● **ASSIGNMENT**: The data below should be restated word for word, pictures omitted.

(Records contained in a dataset)

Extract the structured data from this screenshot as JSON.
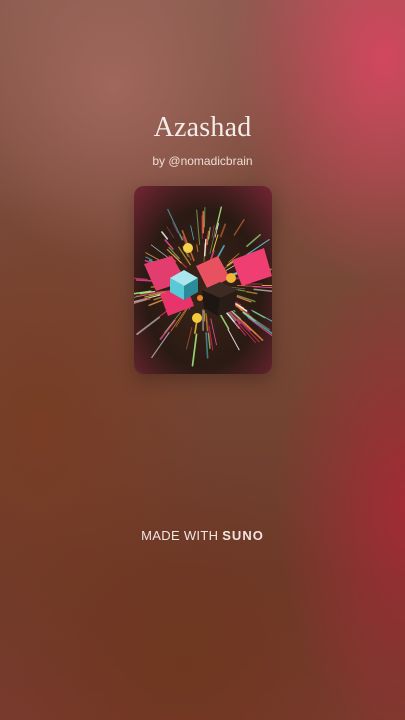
{
  "song": {
    "title": "Azashad",
    "byline": "by @nomadicbrain"
  },
  "footer": {
    "made_with": "MADE WITH",
    "brand": "SUNO"
  },
  "colors": {
    "title_text": "#f4ece8",
    "accent_pink": "#e8336b",
    "accent_yellow": "#f5c93c",
    "accent_cyan": "#58c9d6"
  }
}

● **TASK RESULT**:
Extract the structured data from this screenshot as JSON.
{
  "song": {
    "title": "Azashad",
    "byline": "by @nomadicbrain"
  },
  "footer": {
    "made_with": "MADE WITH",
    "brand": "SUNO"
  },
  "colors": {
    "title_text": "#f4ece8",
    "accent_pink": "#e8336b",
    "accent_yellow": "#f5c93c",
    "accent_cyan": "#58c9d6"
  }
}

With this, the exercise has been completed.